“People said, ‘Look, we had some concerns at the time and Barbara Lee expressed those concerns,’ ” said Bruce Cain, director of Berkeley’s Institute of Governmental Studies.

In fact, support for the war stood at 54% in the survey, compared with 89% nationally. Bush’s approval ratings were a middling 47%, in contrast to his record 90% approval in nationwide surveys.

For many here, Lee has become a kind of folk hero, commended by the Berkeley City Council, celebrated at an Oakland rally and praised even by those who strongly disagreed with her vote.

One of them is Jim Chanin, who has a daughter living about a mile and a half from the World Trade Center.

“I respect her integrity to stand up to everybody in Congress the way she did because she believed in something,” said Chanin, a longtime activist in the woodsy Oakland hills. “I think that’s refreshing in a politician.”

Chanin saw the same virtues in Audie Bock when she first ran for the Assembly in 1999. Despite huge disadvantages in money and party registration, she squeaked by Oakland’s Democratic ex-mayor to score one of the most stunning political upsets in California in years.

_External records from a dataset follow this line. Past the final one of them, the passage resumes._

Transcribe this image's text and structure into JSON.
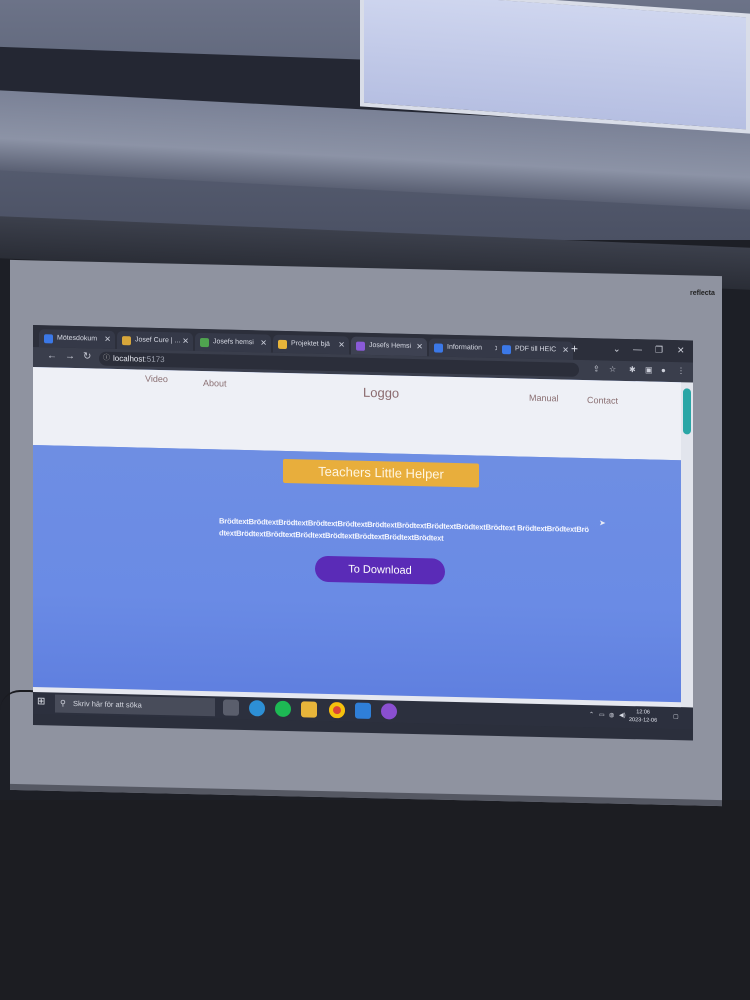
{
  "browser": {
    "tabs": [
      {
        "label": "Mötesdokum",
        "color": "#3b78e7"
      },
      {
        "label": "Josef Cure | ...",
        "color": "#d7a63a"
      },
      {
        "label": "Josefs hemsi",
        "color": "#4fa34f"
      },
      {
        "label": "Projektet bjä",
        "color": "#e8b53a"
      },
      {
        "label": "Josefs Hemsi",
        "color": "#8a5ad8"
      },
      {
        "label": "Information",
        "color": "#3b78e7"
      },
      {
        "label": "PDF till HEIC",
        "color": "#3b78e7"
      }
    ],
    "active_tab_index": 4,
    "new_tab_icon": "+",
    "url_host": "localhost",
    "url_port": ":5173"
  },
  "site": {
    "nav_left": [
      "Video",
      "About"
    ],
    "logo": "Loggo",
    "nav_right": [
      "Manual",
      "Contact"
    ],
    "hero_title": "Teachers Little Helper",
    "body_text": "BrödtextBrödtextBrödtextBrödtextBrödtextBrödtextBrödtextBrödtextBrödtextBrödtext BrödtextBrödtextBrödtextBrödtextBrödtextBrödtextBrödtextBrödtextBrödtextBrödtext",
    "download_button": "To Download"
  },
  "taskbar": {
    "search_placeholder": "Skriv här för att söka",
    "time": "12:06",
    "date": "2023-12-06",
    "apps": [
      {
        "name": "task-view",
        "color": "#5a5e6c"
      },
      {
        "name": "edge",
        "color": "#2d8fd5"
      },
      {
        "name": "spotify",
        "color": "#1db954"
      },
      {
        "name": "file-explorer",
        "color": "#e8b53a"
      },
      {
        "name": "chrome",
        "color": "#db4437"
      },
      {
        "name": "vscode",
        "color": "#2f7fd8"
      },
      {
        "name": "github-desktop",
        "color": "#8a4fd0"
      }
    ]
  },
  "screen_brand": "reflecta"
}
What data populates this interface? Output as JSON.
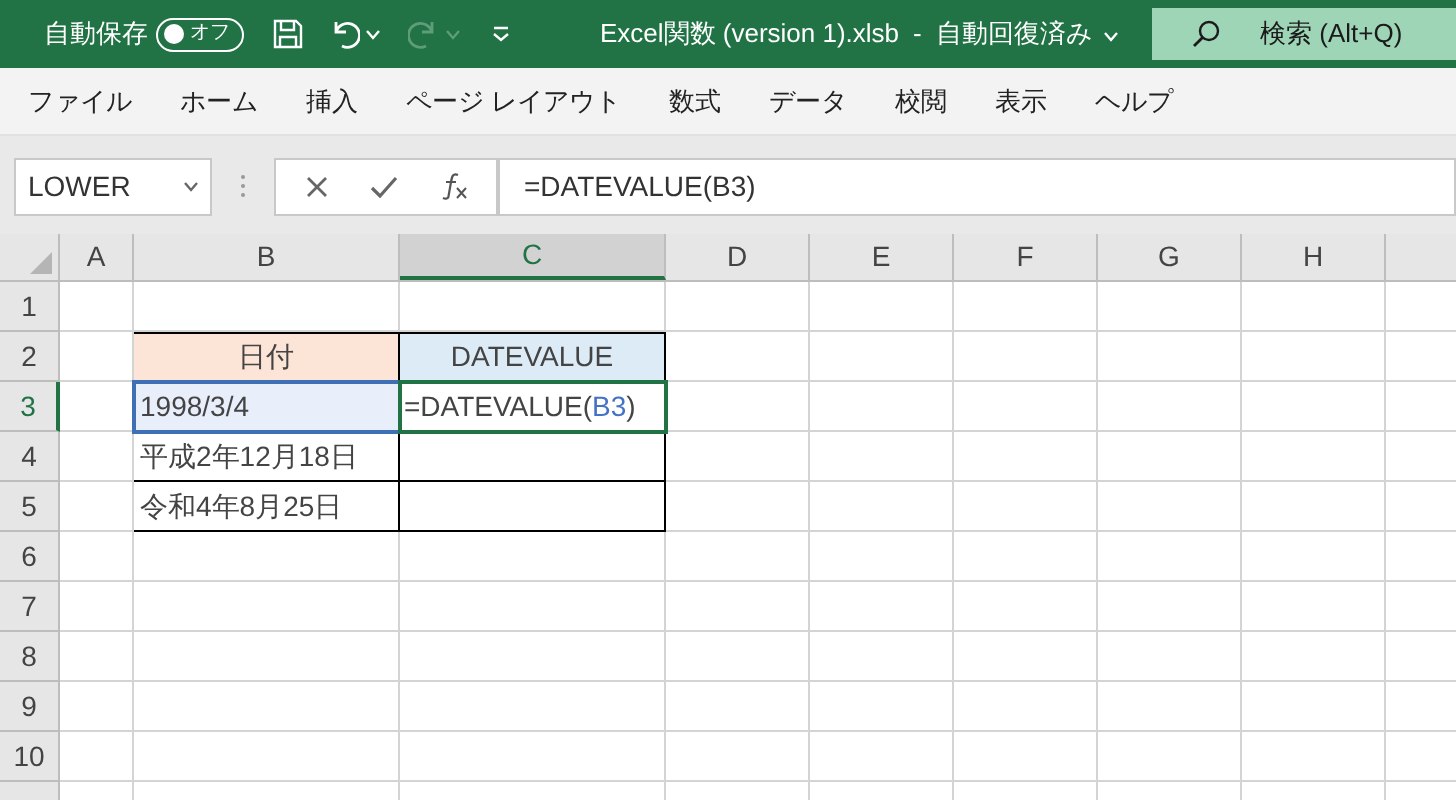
{
  "title_bar": {
    "autosave_label": "自動保存",
    "autosave_toggle": {
      "label": "オフ",
      "on": false
    },
    "undo_enabled": true,
    "redo_enabled": false,
    "file_title": "Excel関数 (version 1).xlsb",
    "separator": "-",
    "save_status": "自動回復済み",
    "search": {
      "placeholder": "検索 (Alt+Q)"
    }
  },
  "menu": [
    {
      "label": "ファイル"
    },
    {
      "label": "ホーム"
    },
    {
      "label": "挿入"
    },
    {
      "label": "ページ レイアウト"
    },
    {
      "label": "数式"
    },
    {
      "label": "データ"
    },
    {
      "label": "校閲"
    },
    {
      "label": "表示"
    },
    {
      "label": "ヘルプ"
    }
  ],
  "formula_bar": {
    "name_box": "LOWER",
    "formula": "=DATEVALUE(B3)"
  },
  "sheet": {
    "columns": [
      {
        "label": "A",
        "selected": false
      },
      {
        "label": "B",
        "selected": false
      },
      {
        "label": "C",
        "selected": true
      },
      {
        "label": "D",
        "selected": false
      },
      {
        "label": "E",
        "selected": false
      },
      {
        "label": "F",
        "selected": false
      },
      {
        "label": "G",
        "selected": false
      },
      {
        "label": "H",
        "selected": false
      }
    ],
    "rows": [
      {
        "label": "1",
        "selected": false,
        "cells": []
      },
      {
        "label": "2",
        "selected": false,
        "cells": [
          "",
          {
            "kind": "header",
            "color": "#fce4d6",
            "text": "日付"
          },
          {
            "kind": "header",
            "color": "#ddebf7",
            "text": "DATEVALUE"
          }
        ]
      },
      {
        "label": "3",
        "selected": true,
        "cells": [
          "",
          {
            "kind": "value",
            "highlighted": true,
            "text": "1998/3/4"
          },
          {
            "kind": "editing",
            "parts": [
              {
                "kind": "plain",
                "text": "=DATEVALUE("
              },
              {
                "kind": "reference",
                "color": "#4472c4",
                "text": "B3"
              },
              {
                "kind": "plain",
                "text": ")"
              }
            ]
          }
        ]
      },
      {
        "label": "4",
        "selected": false,
        "cells": [
          "",
          {
            "kind": "value",
            "highlighted": false,
            "text": "平成2年12月18日"
          },
          {
            "kind": "value",
            "highlighted": false
          }
        ]
      },
      {
        "label": "5",
        "selected": false,
        "cells": [
          "",
          {
            "kind": "value",
            "highlighted": false,
            "text": "令和4年8月25日"
          },
          {
            "kind": "value",
            "highlighted": false
          }
        ]
      },
      {
        "label": "6",
        "selected": false,
        "cells": []
      },
      {
        "label": "7",
        "selected": false,
        "cells": []
      },
      {
        "label": "8",
        "selected": false,
        "cells": []
      },
      {
        "label": "9",
        "selected": false,
        "cells": []
      },
      {
        "label": "10",
        "selected": false,
        "cells": []
      }
    ]
  }
}
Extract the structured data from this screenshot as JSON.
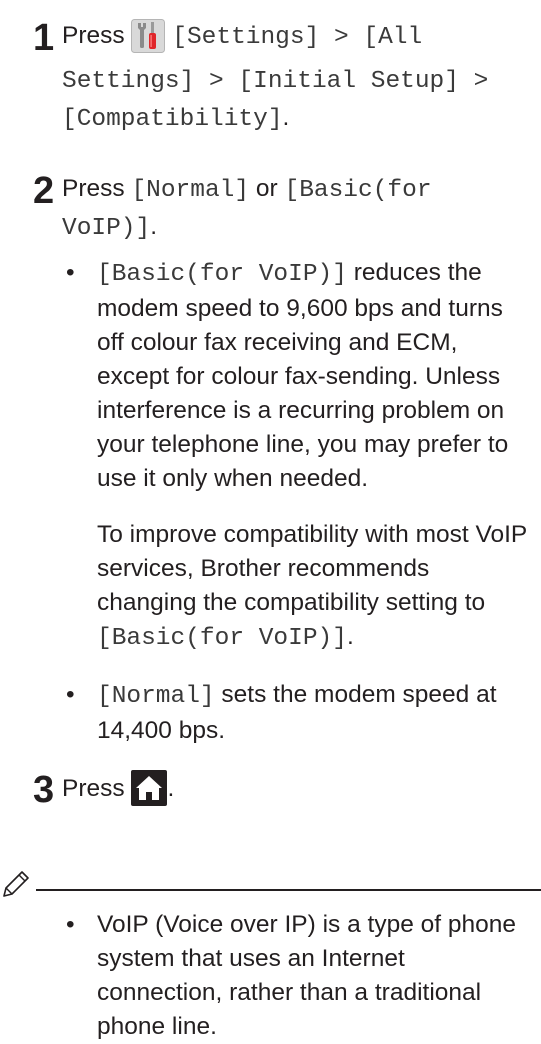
{
  "step1": {
    "number": "1",
    "press": "Press",
    "settings_path_a": "[Settings] > [All",
    "settings_path_b": "Settings] > [Initial Setup] >",
    "settings_path_c": "[Compatibility]",
    "period": "."
  },
  "step2": {
    "number": "2",
    "press": "Press",
    "opt_normal": "[Normal]",
    "or": "or",
    "opt_basic_a": "[Basic(for",
    "opt_basic_b": "VoIP)]",
    "period": ".",
    "bullets": {
      "basic_label": "[Basic(for VoIP)]",
      "basic_desc": " reduces the modem speed to 9,600 bps and turns off colour fax receiving and ECM, except for colour fax-sending. Unless interference is a recurring problem on your telephone line, you may prefer to use it only when needed.",
      "basic_para": "To improve compatibility with most VoIP services, Brother recommends changing the compatibility setting to ",
      "basic_para_value": "[Basic(for VoIP)]",
      "normal_label": "[Normal]",
      "normal_desc": " sets the modem speed at 14,400 bps."
    }
  },
  "step3": {
    "number": "3",
    "press": "Press",
    "period": "."
  },
  "note": {
    "text": "VoIP (Voice over IP) is a type of phone system that uses an Internet connection, rather than a traditional phone line."
  },
  "icons": {
    "settings": "settings-icon",
    "home": "home-icon",
    "note": "pencil-icon"
  }
}
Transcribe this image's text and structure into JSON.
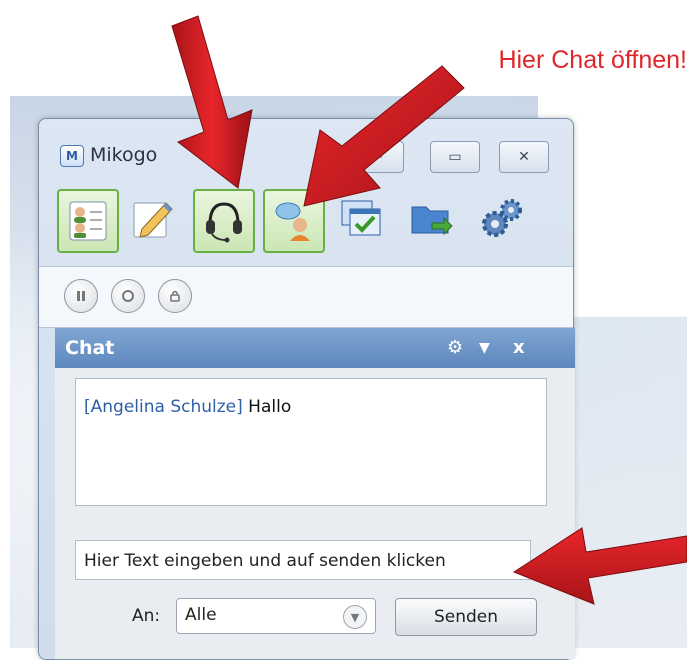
{
  "annotation": {
    "caption": "Hier Chat öffnen!"
  },
  "window": {
    "title": "Mikogo",
    "app_icon_letter": "M",
    "buttons": {
      "minimize": "–",
      "maximize": "▭",
      "close": "✕"
    }
  },
  "toolbar": {
    "items": [
      {
        "name": "participants-tool",
        "icon": "participants-icon",
        "active": true
      },
      {
        "name": "whiteboard-tool",
        "icon": "pencil-icon",
        "active": false
      },
      {
        "name": "audio-tool",
        "icon": "headset-icon",
        "active": true
      },
      {
        "name": "chat-tool",
        "icon": "chat-icon",
        "active": true
      },
      {
        "name": "screen-share-tool",
        "icon": "window-check-icon",
        "active": false
      },
      {
        "name": "file-transfer-tool",
        "icon": "folder-arrow-icon",
        "active": false
      },
      {
        "name": "settings-tool",
        "icon": "gears-icon",
        "active": false
      }
    ]
  },
  "media_controls": {
    "pause": "pause-icon",
    "record": "record-icon",
    "stop": "lock-icon"
  },
  "chat": {
    "header_title": "Chat",
    "messages": [
      {
        "sender": "[Angelina Schulze]",
        "text": "Hallo"
      }
    ],
    "input_value": "Hier Text eingeben und auf senden klicken",
    "to_label": "An:",
    "to_selected": "Alle",
    "send_label": "Senden"
  },
  "colors": {
    "accent_red": "#e0262b",
    "header_blue": "#6b93c7",
    "active_green": "#66b046"
  }
}
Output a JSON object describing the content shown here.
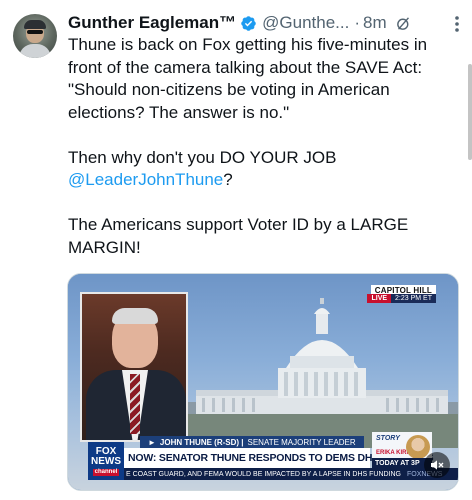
{
  "tweet": {
    "author_name": "Gunther Eagleman™",
    "handle": "@Gunthe...",
    "separator": "·",
    "time": "8m",
    "text_lines": [
      "Thune is back on Fox getting his five-minutes in",
      "front of the camera talking about the SAVE Act:",
      "\"Should non-citizens be voting in American",
      "elections? The answer is no.\""
    ],
    "paragraph2_prefix": "Then why don't you DO YOUR JOB",
    "mention": "@LeaderJohnThune",
    "paragraph2_suffix": "?",
    "paragraph3_line1": "The Americans support Voter ID by a LARGE",
    "paragraph3_line2": "MARGIN!"
  },
  "media": {
    "location_label": "CAPITOL HILL",
    "live_label": "LIVE",
    "live_time": "2:23 PM ET",
    "lower_third_name": "JOHN THUNE (R-SD)",
    "lower_third_title": "SENATE MAJORITY LEADER",
    "lower_third_arrow": "►",
    "headline": "NOW: SENATOR THUNE RESPONDS TO DEMS DHS DEMANDS",
    "ticker": "E COAST GUARD, AND FEMA WOULD BE IMPACTED BY A LAPSE IN DHS FUNDING",
    "ticker_source": "FOXNEWS",
    "network_line1": "FOX",
    "network_line2": "NEWS",
    "network_sub": "channel",
    "story_label": "STORY",
    "story_sub": "ERIKA KIRK",
    "today_label": "TODAY AT 3P"
  },
  "icons": {
    "verified": "verified-badge-icon",
    "grok": "grok-icon",
    "more": "more-options-icon",
    "mute": "mute-icon"
  },
  "colors": {
    "accent": "#1d9bf0",
    "text": "#0f1419",
    "secondary": "#536471"
  }
}
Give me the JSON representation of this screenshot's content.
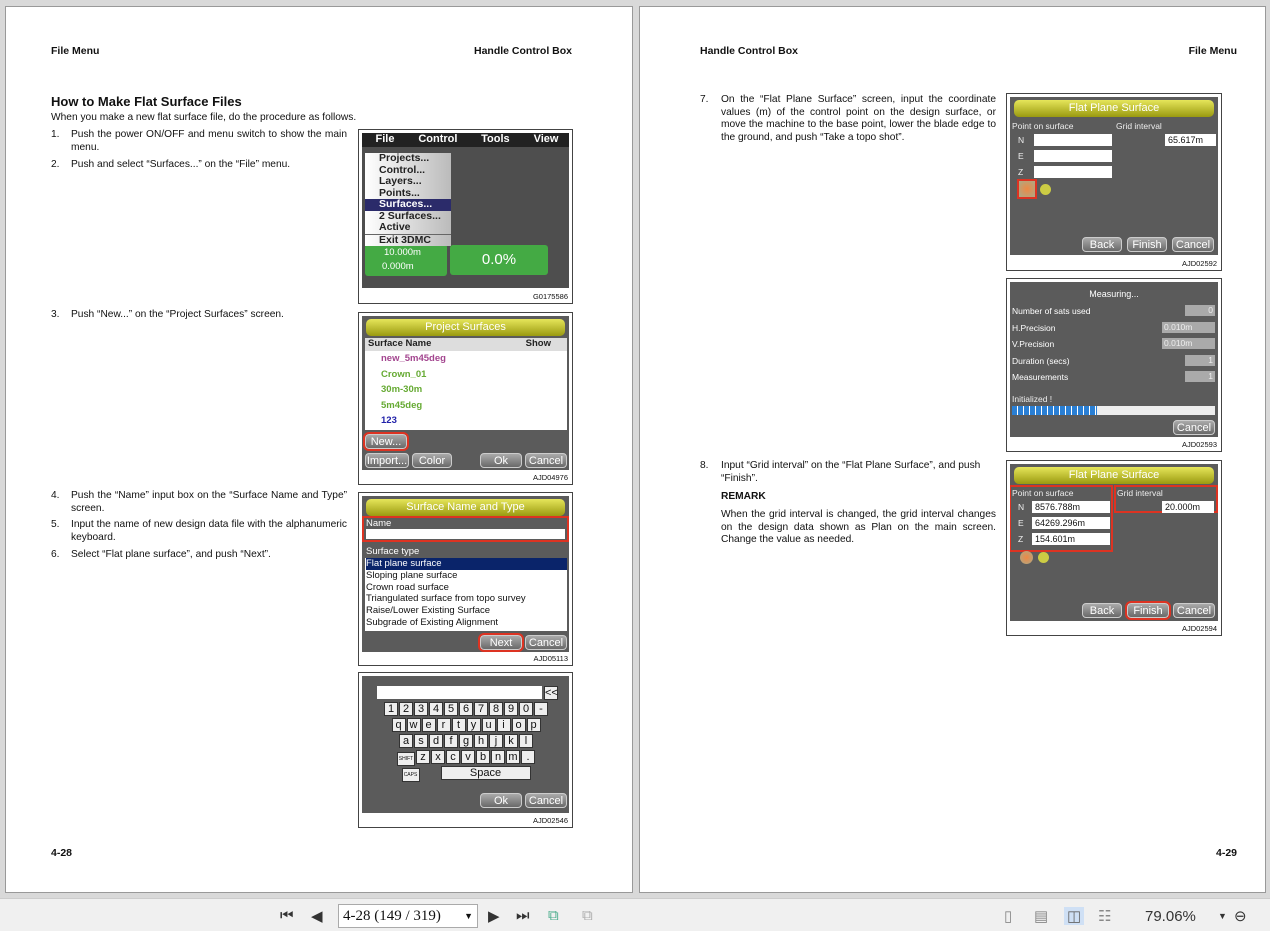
{
  "left_page": {
    "header_left": "File Menu",
    "header_right": "Handle Control Box",
    "title": "How to Make Flat Surface Files",
    "intro": "When you make a new flat surface file, do the procedure as follows.",
    "steps": [
      {
        "n": "1.",
        "text": "Push the power ON/OFF and menu switch to show the main menu."
      },
      {
        "n": "2.",
        "text": "Push and select “Surfaces...” on the “File” menu."
      },
      {
        "n": "3.",
        "text": "Push “New...” on the “Project Surfaces” screen."
      },
      {
        "n": "4.",
        "text": "Push the “Name” input box on the “Surface Name and Type” screen."
      },
      {
        "n": "5.",
        "text": "Input the name of new design data file with the alphanumeric keyboard."
      },
      {
        "n": "6.",
        "text": "Select “Flat plane surface”, and push “Next”."
      }
    ],
    "page_number": "4-28",
    "fig_menu": {
      "menus": [
        "File",
        "Control",
        "Tools",
        "View"
      ],
      "items": [
        "Projects...",
        "Control...",
        "Layers...",
        "Points...",
        "Surfaces...",
        "2 Surfaces...",
        "Active",
        "Exit 3DMC"
      ],
      "readout1": "10.000m",
      "readout2": "0.000m",
      "percent": "0.0%",
      "code": "G0175586"
    },
    "fig_project": {
      "title": "Project Surfaces",
      "col_name": "Surface Name",
      "col_show": "Show",
      "rows": [
        "new_5m45deg",
        "Crown_01",
        "30m-30m",
        "5m45deg",
        "123"
      ],
      "new": "New...",
      "import": "Import...",
      "color": "Color",
      "ok": "Ok",
      "cancel": "Cancel",
      "code": "AJD04976"
    },
    "fig_name": {
      "title": "Surface Name and Type",
      "name_label": "Name",
      "type_label": "Surface type",
      "types": [
        "Flat plane surface",
        "Sloping plane surface",
        "Crown road surface",
        "Triangulated surface from topo survey",
        "Raise/Lower Existing Surface",
        "Subgrade of Existing Alignment"
      ],
      "next": "Next",
      "cancel": "Cancel",
      "code": "AJD05113"
    },
    "fig_keyboard": {
      "back": "<<",
      "rows": [
        [
          "1",
          "2",
          "3",
          "4",
          "5",
          "6",
          "7",
          "8",
          "9",
          "0",
          "-"
        ],
        [
          "q",
          "w",
          "e",
          "r",
          "t",
          "y",
          "u",
          "i",
          "o",
          "p"
        ],
        [
          "a",
          "s",
          "d",
          "f",
          "g",
          "h",
          "j",
          "k",
          "l"
        ],
        [
          "SHIFT",
          "z",
          "x",
          "c",
          "v",
          "b",
          "n",
          "m",
          "."
        ],
        [
          "CAPS",
          "Space"
        ]
      ],
      "ok": "Ok",
      "cancel": "Cancel",
      "code": "AJD02546"
    }
  },
  "right_page": {
    "header_left": "Handle Control Box",
    "header_right": "File Menu",
    "step7": {
      "n": "7.",
      "text": "On the “Flat Plane Surface” screen, input the coordinate values (m) of the control point on the design surface, or move the machine to the base point, lower the blade edge to the ground, and push “Take a topo shot”."
    },
    "step8": {
      "n": "8.",
      "text": "Input “Grid interval” on the “Flat Plane Surface”, and push “Finish”."
    },
    "remark_title": "REMARK",
    "remark": "When the grid interval is changed, the grid interval changes on the design data shown as Plan on the main screen. Change the value as needed.",
    "page_number": "4-29",
    "fig_flat1": {
      "title": "Flat Plane Surface",
      "point_label": "Point on surface",
      "grid_label": "Grid interval",
      "n": "N",
      "e": "E",
      "z": "Z",
      "grid": "65.617m",
      "back": "Back",
      "finish": "Finish",
      "cancel": "Cancel",
      "code": "AJD02592"
    },
    "fig_measure": {
      "title": "Measuring...",
      "rows": [
        {
          "label": "Number of sats used",
          "value": "0"
        },
        {
          "label": "H.Precision",
          "value": "0.010m"
        },
        {
          "label": "V.Precision",
          "value": "0.010m"
        },
        {
          "label": "Duration (secs)",
          "value": "1"
        },
        {
          "label": "Measurements",
          "value": "1"
        }
      ],
      "status": "Initialized !",
      "progress": 0.42,
      "cancel": "Cancel",
      "code": "AJD02593"
    },
    "fig_flat2": {
      "title": "Flat Plane Surface",
      "point_label": "Point on surface",
      "grid_label": "Grid interval",
      "n": "N",
      "e": "E",
      "z": "Z",
      "n_val": "8576.788m",
      "e_val": "64269.296m",
      "z_val": "154.601m",
      "grid": "20.000m",
      "back": "Back",
      "finish": "Finish",
      "cancel": "Cancel",
      "code": "AJD02594"
    }
  },
  "toolbar": {
    "page_field": "4-28 (149 / 319)",
    "zoom": "79.06%"
  }
}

Like many, though, Chanin soured on Bock when she quit the Green Party a few months later, switching her registration to independent. Bock hoped that the change would boost her reelection chances in November 2000; she lost anyway.

On her last day in office, she changed her registration again, this time to the Democratic Party.

Then on Sept. 11, Bock sat in front of her television set and watched as the second jetliner smashed into the trade center. A few days later, she heard news accounts of Lee’s controversial House vote.

She called the congresswoman’s home to offer congratulations; Bock now says she misunderstood the resolution. Her support turned to outrage, she said, when she read the measure along with Lee’s speech on the House floor.

The congresswoman had cited a prayer service at the National Cathedral: “One of the clergy members said that as we act, we should not become the evil that we deplore,” Lee said. “And at that moment, I knew what I had to do.”

Bock declared that comment “way out of line. . . . I don’t think you talk about your government that way when your country is attacked.”

If she counted on a groundswell of support from equally indignant voters, however, it has yet to materialize.

Bock brandishes a sheaf of supportive e-mails from around the country. But when she turned in her nominating petitions last week, there were just 79 signatures from the 9th District--a tiny fraction of the 3,000 she would have needed to avoid paying the $1,400 filing fee.

For now, she conceded, her campaign is just “me, my cell phone and my running shoes.”

Bock is undaunted, though, having trod this path before.

“I got feet,” she said. “I am grass roots.”